Thursday, July 17, 2014

Principal-Agenct Theory Exemplified

The metaphor of principal and agent is one that I dodged during and after grad school, but caught up to me when I was working with a friend on the NATO and Afghanistan book.  Why?  Because we realized the question really was about delegation--and that is what P-A all about.

The basics are this: whenever someone (the principal) hires someone else (the agent) to do something, the agent ends up knowing more about the details of the matter than the principal, including how the agent is behaving as it is doing the work (or not doing the work).  So, principals need to figure out how to get the results they want--by hiring people with similar outlooks, by managing discretion, by oversight and by providing incentives.  See the Dave and Steve book for how it is applied to NATO and applied to the civil-military dynamics within the countries operating in Afghanistan.

P-A is relevant today because of the events in Ukraine.  We don't know much about what happened although some are foolish enough to speculate.
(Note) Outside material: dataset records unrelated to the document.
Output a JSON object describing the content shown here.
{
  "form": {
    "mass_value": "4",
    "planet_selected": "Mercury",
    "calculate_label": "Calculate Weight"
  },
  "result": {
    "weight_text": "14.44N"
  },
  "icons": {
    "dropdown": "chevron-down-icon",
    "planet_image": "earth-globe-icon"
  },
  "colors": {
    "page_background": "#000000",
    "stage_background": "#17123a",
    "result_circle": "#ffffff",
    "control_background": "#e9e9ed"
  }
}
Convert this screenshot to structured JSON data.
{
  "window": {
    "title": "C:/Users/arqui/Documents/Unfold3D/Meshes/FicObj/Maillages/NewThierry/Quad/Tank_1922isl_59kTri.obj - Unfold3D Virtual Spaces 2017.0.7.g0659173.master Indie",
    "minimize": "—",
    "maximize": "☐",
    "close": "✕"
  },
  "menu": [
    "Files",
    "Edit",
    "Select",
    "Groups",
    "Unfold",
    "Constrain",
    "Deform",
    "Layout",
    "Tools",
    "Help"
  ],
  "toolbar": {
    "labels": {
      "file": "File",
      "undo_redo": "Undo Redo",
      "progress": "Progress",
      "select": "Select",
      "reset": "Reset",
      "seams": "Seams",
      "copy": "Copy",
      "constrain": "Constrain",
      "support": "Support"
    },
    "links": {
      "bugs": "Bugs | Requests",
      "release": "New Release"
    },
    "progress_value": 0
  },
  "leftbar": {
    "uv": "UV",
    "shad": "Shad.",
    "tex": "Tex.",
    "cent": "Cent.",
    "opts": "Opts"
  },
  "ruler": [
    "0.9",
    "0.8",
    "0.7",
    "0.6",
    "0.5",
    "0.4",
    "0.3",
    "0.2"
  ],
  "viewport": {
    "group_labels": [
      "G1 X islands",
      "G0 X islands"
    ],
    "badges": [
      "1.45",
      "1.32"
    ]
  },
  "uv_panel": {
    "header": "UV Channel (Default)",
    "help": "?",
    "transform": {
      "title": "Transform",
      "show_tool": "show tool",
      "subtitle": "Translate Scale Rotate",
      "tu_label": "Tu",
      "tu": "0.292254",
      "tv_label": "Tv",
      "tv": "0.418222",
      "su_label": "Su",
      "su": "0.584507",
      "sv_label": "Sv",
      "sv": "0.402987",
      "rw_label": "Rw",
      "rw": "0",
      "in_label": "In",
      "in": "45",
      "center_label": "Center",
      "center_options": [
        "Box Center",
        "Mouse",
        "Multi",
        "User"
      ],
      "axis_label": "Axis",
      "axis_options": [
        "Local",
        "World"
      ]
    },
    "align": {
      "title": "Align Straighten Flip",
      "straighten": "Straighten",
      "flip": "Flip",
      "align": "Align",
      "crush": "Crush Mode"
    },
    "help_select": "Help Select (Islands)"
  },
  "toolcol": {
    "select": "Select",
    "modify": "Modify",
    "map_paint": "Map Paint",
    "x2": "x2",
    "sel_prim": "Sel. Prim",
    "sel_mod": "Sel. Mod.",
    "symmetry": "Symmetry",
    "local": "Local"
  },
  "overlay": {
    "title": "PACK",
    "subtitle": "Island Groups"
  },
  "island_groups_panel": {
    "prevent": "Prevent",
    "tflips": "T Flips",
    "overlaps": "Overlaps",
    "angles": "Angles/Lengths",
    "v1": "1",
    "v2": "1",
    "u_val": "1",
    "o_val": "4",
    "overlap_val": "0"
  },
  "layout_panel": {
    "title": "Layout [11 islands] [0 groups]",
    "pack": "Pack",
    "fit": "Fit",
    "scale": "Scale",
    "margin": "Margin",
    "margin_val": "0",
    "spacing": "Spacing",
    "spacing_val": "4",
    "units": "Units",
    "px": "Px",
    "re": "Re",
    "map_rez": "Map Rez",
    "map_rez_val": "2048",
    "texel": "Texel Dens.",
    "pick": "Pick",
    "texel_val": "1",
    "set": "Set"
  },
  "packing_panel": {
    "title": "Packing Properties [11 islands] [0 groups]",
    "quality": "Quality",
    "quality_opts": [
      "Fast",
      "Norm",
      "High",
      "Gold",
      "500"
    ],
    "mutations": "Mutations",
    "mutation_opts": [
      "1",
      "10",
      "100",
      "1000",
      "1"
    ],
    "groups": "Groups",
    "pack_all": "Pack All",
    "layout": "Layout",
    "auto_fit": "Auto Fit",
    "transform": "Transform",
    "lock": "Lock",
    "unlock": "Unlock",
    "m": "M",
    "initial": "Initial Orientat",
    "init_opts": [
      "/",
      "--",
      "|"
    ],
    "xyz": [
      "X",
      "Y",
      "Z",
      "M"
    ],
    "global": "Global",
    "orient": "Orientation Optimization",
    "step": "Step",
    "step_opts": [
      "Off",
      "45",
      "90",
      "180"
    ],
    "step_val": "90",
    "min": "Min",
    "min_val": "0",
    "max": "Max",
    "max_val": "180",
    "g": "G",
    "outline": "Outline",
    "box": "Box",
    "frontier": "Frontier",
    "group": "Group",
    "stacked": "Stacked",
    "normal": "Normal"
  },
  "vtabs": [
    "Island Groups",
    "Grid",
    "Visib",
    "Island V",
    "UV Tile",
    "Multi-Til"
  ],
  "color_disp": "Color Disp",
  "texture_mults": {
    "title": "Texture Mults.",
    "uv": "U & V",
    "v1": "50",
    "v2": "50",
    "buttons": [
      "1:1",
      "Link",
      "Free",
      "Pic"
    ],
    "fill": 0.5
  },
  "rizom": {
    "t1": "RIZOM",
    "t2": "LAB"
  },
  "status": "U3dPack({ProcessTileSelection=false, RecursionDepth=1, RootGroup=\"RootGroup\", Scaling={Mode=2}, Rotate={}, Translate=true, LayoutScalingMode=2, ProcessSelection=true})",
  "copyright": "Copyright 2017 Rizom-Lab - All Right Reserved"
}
But what we do know is this: Russia has organized, facilitated, equipped, and staffed the separatist movements in Ukraine.  They may not be entirely of Russia's creation and they are not entirely staffed by Russia, but it is clear that Russia's politicians have seen these separatists as their agents--their employees--to do their bidding. 

Russia wanted to destablize Ukraine, and viola, these folks turn out, armed and equipped.  So, the questions then, from a P-A perspective are:
  • What were the orders, the guidance, given to the separatists?  What was their job?  Were they given authority to shoot down planes?  Was that something permitted or at least not forbidden by Russia?
  • What were the separatists' rules of engagement?  
  • Were the folks back in Russia aware of the separatists' capabilities?  
  • What kinds of leverage does Russia have over the separtists?  Can they reward good behavior and punish bad behavior?  
  • Does Russia have agents on the ground operating within the separatists' organizations?  
The P-A problem is particularly problematic whenever a country relies on proxies rather than their own military.  If one is relying on one's own military, you can promote/demote/fire poorly behaving agents.  You can more easily control the assets they have, expanding or shrinking their authority and their capability.  But with proxies such as rebel groups?  Even ones which have members of your own military within them?  Not so easy.

Yet the lessons of the 2000s is that counter-terrorism and counter-insurgency is best done by locals.  Which means outsiders are stuck with the P-A problems of relying on proxies.  Hamid Karzai, for example. 

Why am I blathering about this today? Someone asked me about the implications of today's events in Ukraine for Syria. Given that Russia has a fair amount of leverage over the separatists and yet still get an awful outcome, one can only imagine how little control the US would have over the Syrian rebels that the US might arm.  So, yeah, don't expect any MANPADs (anti-aircraft weapons carried by individuals) to be sent to Syrian rebels anytime soon.